virus (CDV), canine
adenovirus (CAV) and canine herpesvirus (CHV) infections in red
foxes (Vulpes vulpes) was
determined in fox sera collected between 1991 and 1995. A total of 500
sera were selected and
the seroprevalences were estimated to be 13% (65 of 500 sera) for CPV,
4·4% (17 of 383 sera)
for CDV, 3·5% (17 of 485 sera) for CAV, and 0·4%
(2 of 485 sera) for CHV, respectively. No
statistically significant differences were observed between the two (rural
and suburban) areas
Parvovirus DNA sequences were amplified from tissues of free-ranging
foxes and compared
to those of prototype viruses from dogs and cats. We report here a parvovirus
indicative of a true intermediate between the feline panleukopenia virus-like
viruses and the
canine parvovirus-like viruses. The red fox parvoviral sequence, therefore,
appears to represent
a link between those viral groups. The DNA sequence together with a significant
seroprevalence of parvovirus infections in foxes supports the hypothesis
that the sudden
emergence of canine parvovirus in the domestic dog population may have
interspecies transmission between wild and domestic carnivores.
This paper summarizes our recent study of NiAI+Fe+B alloy ribbons containing 4 to 20% Fe and doped with 300 wt ppm B. Alloy ribbons were successfully fabricated by rapid solidification via melt spinning. The alloys with 8% Fe and 34% Al-equivalent [=Al%+(Fe%)/2] showed the best bend ductility at room temperature. The ribbons exhibited a reversible martensite (body-centered orthorombic structure) to B2 transformation as evidenced by DSC, X-ray and TEM studies. The shape-memory effect, as characterized by measuring the recovery of bend angles with temperature, is sensitive to alloy composition, with the best recovery observed in SMA-15 (B-doped Ni-27% Al-14% Fe). Annealing at 600°C causes aging embrittlement; in particular, in alloys containing 12% Fe.
Possible mechanisms for protective roles of milk components on footand-mouth disease virus present in the milk of infected cows were examined. Light scattering bands collected from Ficoll-sucrose gradient fractions of skim-milk contained membrane-limited structures but these were non-infectious for bovine kidney cells, lnfectivity titres in buttermilk higher than those of the original cream or butter suggested association of virus with milk fat globules. Increased infectivity titres in skim-milk after treatment with SDS suggested release of virus particles from dissociated casein micelle subunits. Chelating agents, de-emulsifying agents and trypsin, which alter the structure of the individual milk components casein, lipid and milk fat globule membrane were without effect on infectivity titres.

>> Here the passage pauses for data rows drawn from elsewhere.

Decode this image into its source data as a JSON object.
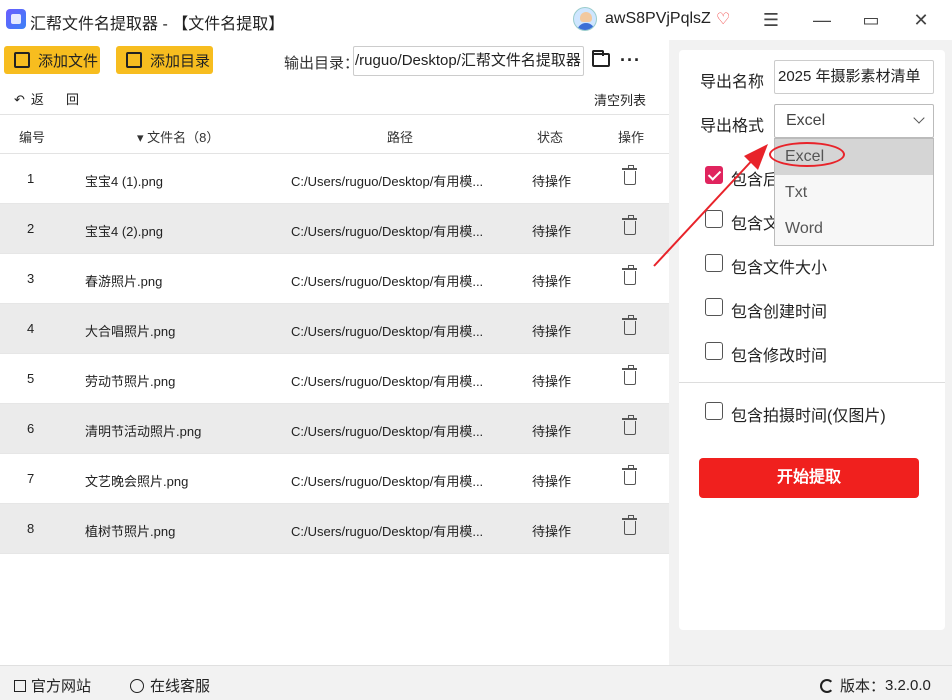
{
  "window": {
    "title": "汇帮文件名提取器 - 【文件名提取】",
    "user_name": "awS8PVjPqlsZ"
  },
  "toolbar": {
    "add_file_label": "添加文件",
    "add_dir_label": "添加目录",
    "output_dir_label": "输出目录：",
    "output_dir_value": "/ruguo/Desktop/汇帮文件名提取器",
    "back_label": "返",
    "back_label2": "回",
    "clear_list_label": "清空列表"
  },
  "table": {
    "headers": {
      "index": "编号",
      "filename": "▾ 文件名（8）",
      "path": "路径",
      "status": "状态",
      "action": "操作"
    },
    "rows": [
      {
        "index": "1",
        "name": "宝宝4 (1).png",
        "path": "C:/Users/ruguo/Desktop/有用模...",
        "status": "待操作"
      },
      {
        "index": "2",
        "name": "宝宝4 (2).png",
        "path": "C:/Users/ruguo/Desktop/有用模...",
        "status": "待操作"
      },
      {
        "index": "3",
        "name": "春游照片.png",
        "path": "C:/Users/ruguo/Desktop/有用模...",
        "status": "待操作"
      },
      {
        "index": "4",
        "name": "大合唱照片.png",
        "path": "C:/Users/ruguo/Desktop/有用模...",
        "status": "待操作"
      },
      {
        "index": "5",
        "name": "劳动节照片.png",
        "path": "C:/Users/ruguo/Desktop/有用模...",
        "status": "待操作"
      },
      {
        "index": "6",
        "name": "清明节活动照片.png",
        "path": "C:/Users/ruguo/Desktop/有用模...",
        "status": "待操作"
      },
      {
        "index": "7",
        "name": "文艺晚会照片.png",
        "path": "C:/Users/ruguo/Desktop/有用模...",
        "status": "待操作"
      },
      {
        "index": "8",
        "name": "植树节照片.png",
        "path": "C:/Users/ruguo/Desktop/有用模...",
        "status": "待操作"
      }
    ]
  },
  "export": {
    "name_label": "导出名称",
    "name_value": "2025 年摄影素材清单",
    "format_label": "导出格式",
    "format_value": "Excel",
    "format_options": [
      "Excel",
      "Txt",
      "Word"
    ],
    "options": [
      {
        "label": "包含后",
        "checked": true
      },
      {
        "label": "包含文",
        "checked": false
      },
      {
        "label": "包含文件大小",
        "checked": false
      },
      {
        "label": "包含创建时间",
        "checked": false
      },
      {
        "label": "包含修改时间",
        "checked": false
      },
      {
        "label": "包含拍摄时间(仅图片)",
        "checked": false
      }
    ],
    "start_label": "开始提取"
  },
  "footer": {
    "website_label": "官方网站",
    "service_label": "在线客服",
    "version_label": "版本：",
    "version_value": "3.2.0.0"
  },
  "colors": {
    "accent_yellow": "#f7bd1f",
    "start_red": "#f0201e",
    "check_pink": "#e0245e",
    "annotation_red": "#e8232a"
  }
}
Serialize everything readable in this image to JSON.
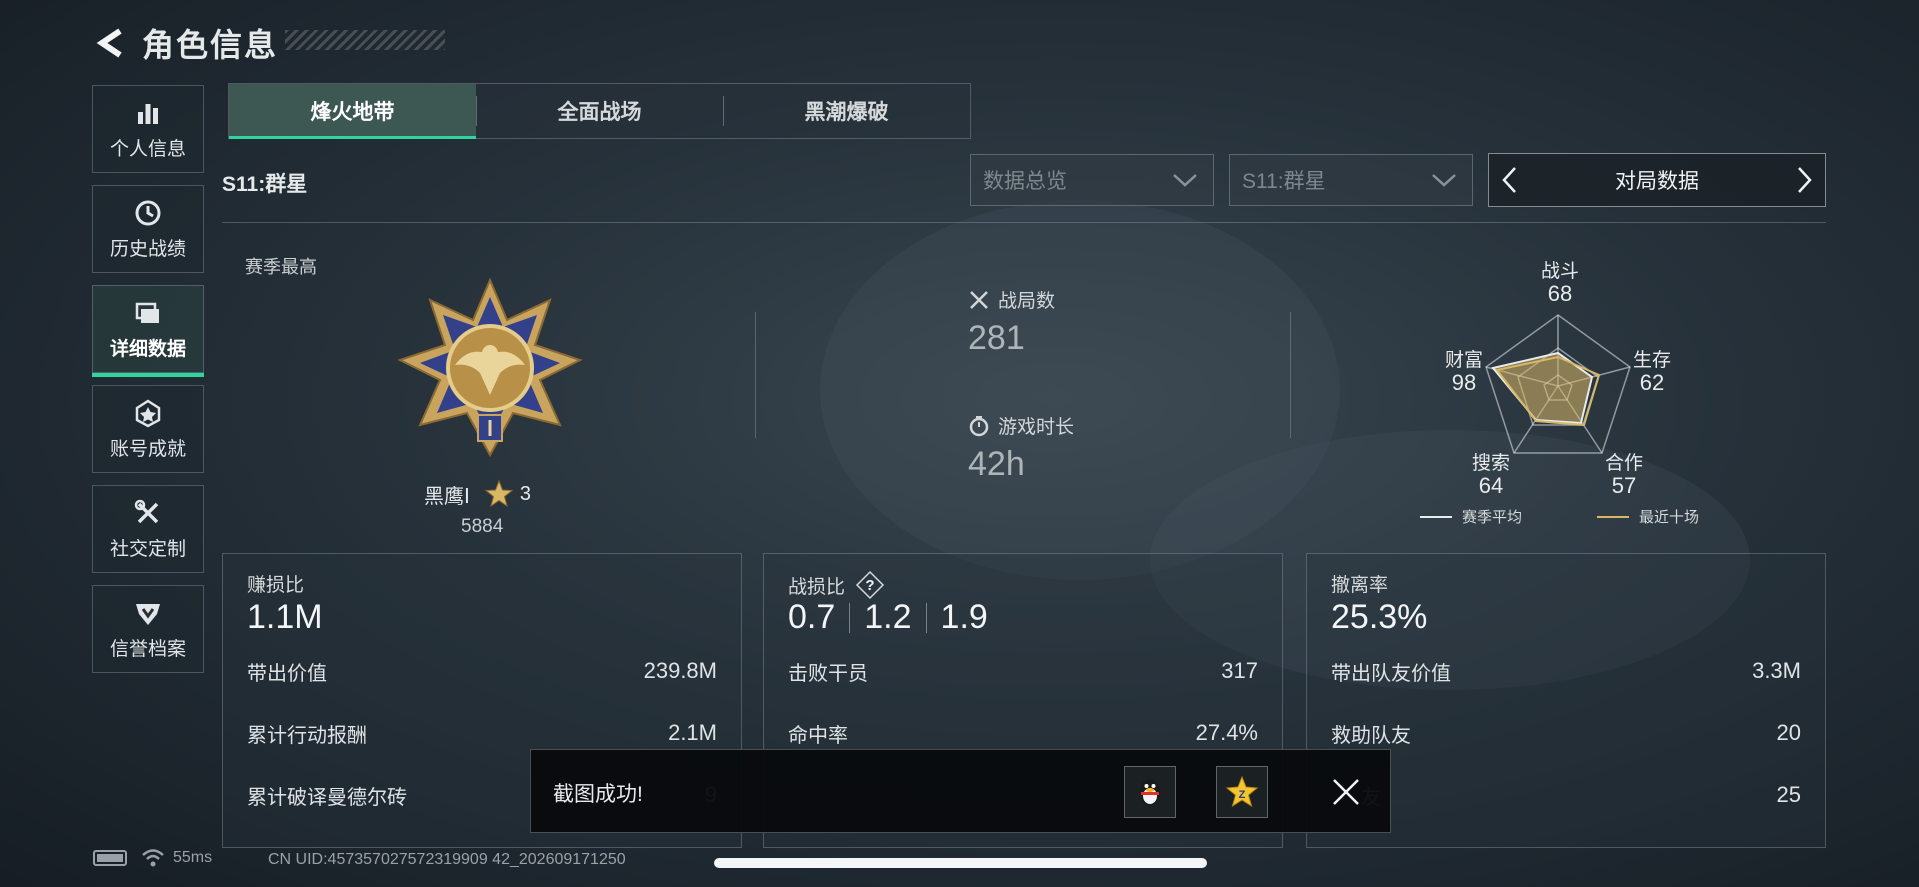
{
  "header": {
    "title": "角色信息"
  },
  "sidebar": {
    "items": [
      {
        "label": "个人信息",
        "icon": "bar-chart-icon",
        "active": false
      },
      {
        "label": "历史战绩",
        "icon": "history-clock-icon",
        "active": false
      },
      {
        "label": "详细数据",
        "icon": "folder-icon",
        "active": true
      },
      {
        "label": "账号成就",
        "icon": "achievement-icon",
        "active": false
      },
      {
        "label": "社交定制",
        "icon": "tools-icon",
        "active": false
      },
      {
        "label": "信誉档案",
        "icon": "credit-shield-icon",
        "active": false
      }
    ]
  },
  "tabs": [
    {
      "label": "烽火地带",
      "active": true
    },
    {
      "label": "全面战场",
      "active": false
    },
    {
      "label": "黑潮爆破",
      "active": false
    }
  ],
  "season_label": "S11:群星",
  "filters": {
    "overview": "数据总览",
    "season": "S11:群星",
    "switcher_label": "对局数据"
  },
  "season_best": {
    "label": "赛季最高",
    "rank_name": "黑鹰Ⅰ",
    "stars": "3",
    "score": "5884"
  },
  "summary": {
    "matches_label": "战局数",
    "matches_value": "281",
    "playtime_label": "游戏时长",
    "playtime_value": "42h"
  },
  "radar": {
    "axes": [
      {
        "name": "战斗",
        "value": "68"
      },
      {
        "name": "生存",
        "value": "62"
      },
      {
        "name": "合作",
        "value": "57"
      },
      {
        "name": "搜索",
        "value": "64"
      },
      {
        "name": "财富",
        "value": "98"
      }
    ],
    "legend": {
      "season_avg": "赛季平均",
      "recent": "最近十场"
    },
    "colors": {
      "season_avg": "#e8ebec",
      "recent": "#d8b765"
    }
  },
  "panels": {
    "profit": {
      "title": "赚损比",
      "big": "1.1M",
      "rows": [
        {
          "label": "带出价值",
          "value": "239.8M"
        },
        {
          "label": "累计行动报酬",
          "value": "2.1M"
        },
        {
          "label": "累计破译曼德尔砖",
          "value": "9"
        }
      ]
    },
    "kd": {
      "title": "战损比",
      "big": [
        "0.7",
        "1.2",
        "1.9"
      ],
      "rows": [
        {
          "label": "击败干员",
          "value": "317"
        },
        {
          "label": "命中率",
          "value": "27.4%"
        },
        {
          "label": "",
          "value": ""
        }
      ]
    },
    "extract": {
      "title": "撤离率",
      "big": "25.3%",
      "rows": [
        {
          "label": "带出队友价值",
          "value": "3.3M"
        },
        {
          "label": "救助队友",
          "value": "20"
        },
        {
          "label": "友",
          "value": "25"
        }
      ]
    }
  },
  "toast": {
    "text": "截图成功!"
  },
  "footer": {
    "ping": "55ms",
    "uid": "CN UID:457357027572319909 42_202609171250"
  },
  "accent_color": "#2fd49e"
}
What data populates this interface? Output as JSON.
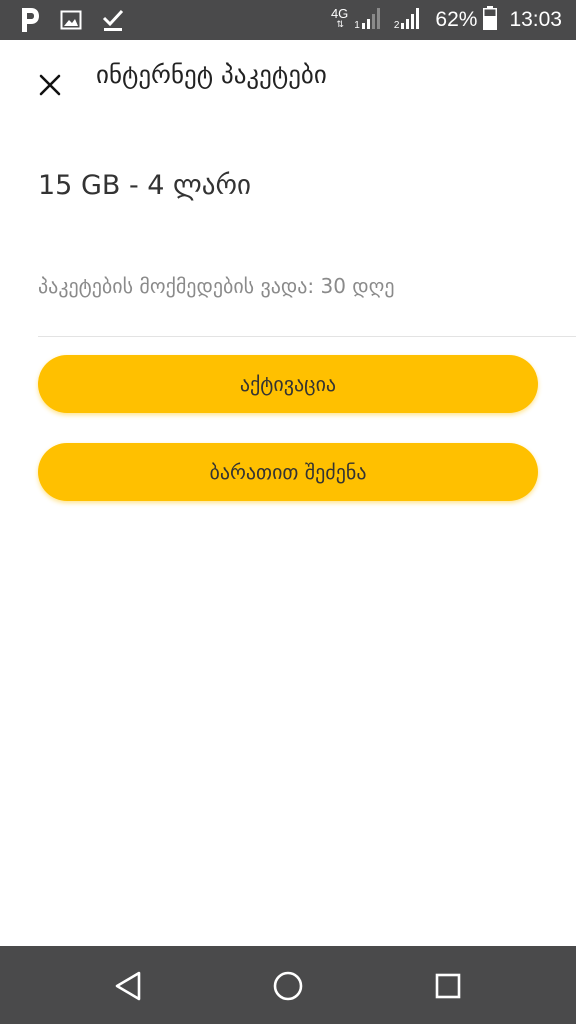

Density measurements of eight silicate liquids containing substantial amounts of Fe2O3 have been made over a range of 250 °C. These have been combined with published density measurements on multicomponent silicate liquids to yield (by multiple regression) partial molar volumes of SiO2, TiO2, Al2O3, Fe2O3, FeO, MgO, CaO, Na2O, and K2O. The data on Fe2O3-liquids are neither precise nor abundant enough to show a compositional dependence of . In a liquid of constant composition and temperature, the pressure dependence of the oxygen fugacity is given by
which, if ΔV is independent of pressure, necessitates an increase in fO2 with increasing pressure of about 1 log10 unit for 10 kbars.
Combining an equation relating oxygen fugacity to composition, T, and Fe2O3 at 1 bar (Sack et al., 1980) with the results for partial molar volumes, the oxygen fugacity of any magma can be calculated as a function of P and T. If basic magmas have their Fe2O3/FeO set in the source regions, and ascend isochemically, then the calculated oxygen fugacities in the mantle increase as pressure increases and silica activity decreases. A P-T grid has been constructed to show the calculated oxygen fugacities in a source region which has equilibrated with some common lava types, based on their FeO and Fe2O3 contents.